In the Pacific Northwest, training includes online and in-person classes, as well as three sessions of hands-on training at Camp Rilea in Warrenton, Oregon, where apprentices practice basic skills such as climbing, distribution, transmission hot sticking, and safety protocols and guidelines.

Camp Rilea sessions span 10 days, with room and board provided. Apprentices earn raises as they progress through the program. Generally, they are required to complete about 7,000 hours of training. Once an apprentice completes the training, they take a test to earn their journeyman ticket.

A journeyman can earn about $54 an hour under the Northwest Line agreement, according to Claudia Repman, administrative operations manager with the NW Line JATC. With benefits and overtime, earnings quickly add up.

But the job isn’t for everyone.

“The reason you become a lineman is because you like the trade, you like the work,” Ben says. “It’s a rewarding career. There’s nothing more valuable than turning someone’s power on and reaping the reward from that.”

Bo Green, now a journeyman lineman in Reedsport, Oregon, with Central Lincoln PUD, got into the trade via an apprenticeship through JATC.

Originally from Idaho, Bo was working as a groundman on a construction job in Texas when he flew to Portland to interview with JATC. He made the cut and has been a journeyman for six years.

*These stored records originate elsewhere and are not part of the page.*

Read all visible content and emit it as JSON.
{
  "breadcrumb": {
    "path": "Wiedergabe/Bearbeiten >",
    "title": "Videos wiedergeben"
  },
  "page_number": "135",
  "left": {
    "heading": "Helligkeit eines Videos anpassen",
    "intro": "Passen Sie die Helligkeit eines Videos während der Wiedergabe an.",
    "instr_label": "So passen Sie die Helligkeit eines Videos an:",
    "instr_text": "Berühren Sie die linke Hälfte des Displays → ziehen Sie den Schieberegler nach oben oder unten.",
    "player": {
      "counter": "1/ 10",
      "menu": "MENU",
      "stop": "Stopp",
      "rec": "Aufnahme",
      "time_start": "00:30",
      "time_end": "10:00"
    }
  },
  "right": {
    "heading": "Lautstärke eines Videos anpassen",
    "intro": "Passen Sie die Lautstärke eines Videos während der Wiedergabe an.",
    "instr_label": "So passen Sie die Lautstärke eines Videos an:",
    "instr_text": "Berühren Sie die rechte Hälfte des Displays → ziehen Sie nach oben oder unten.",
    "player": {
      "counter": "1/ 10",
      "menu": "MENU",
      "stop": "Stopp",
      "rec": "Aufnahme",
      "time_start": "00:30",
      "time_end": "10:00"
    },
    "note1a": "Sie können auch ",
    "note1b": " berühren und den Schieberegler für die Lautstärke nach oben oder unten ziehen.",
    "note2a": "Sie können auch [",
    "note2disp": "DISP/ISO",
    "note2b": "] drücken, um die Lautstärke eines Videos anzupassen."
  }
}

For those set on a career in the trade, Bo encourages persistence and a good attitude.

“It’s kind of tough to get your foot in the door,” he says, “but it’s also hard to find guys nowadays that have a good work ethic and can be taught. A lot of the guys, they see the money that can be made. That draws a lot of people to it. But you have to be tough—mentally strong. You miss the kids’ birthdays, you miss Christmas. That’s hard. There’s a reason we love it, too. We provide for our families. Our families have never gone without. But you’ve got to have grit.”

Journeyman Lineman Dan Feliz goes horizontal as he and fellow crew members complete a job for a line construction contractor in Oregon. PHOTO BY JUDE JOLMA
Journeyman Lineman Dan Feliz goes horizontal as he and fellow crew members complete a job for a line construction contractor in Oregon. PHOTO BY JUDE JOLMA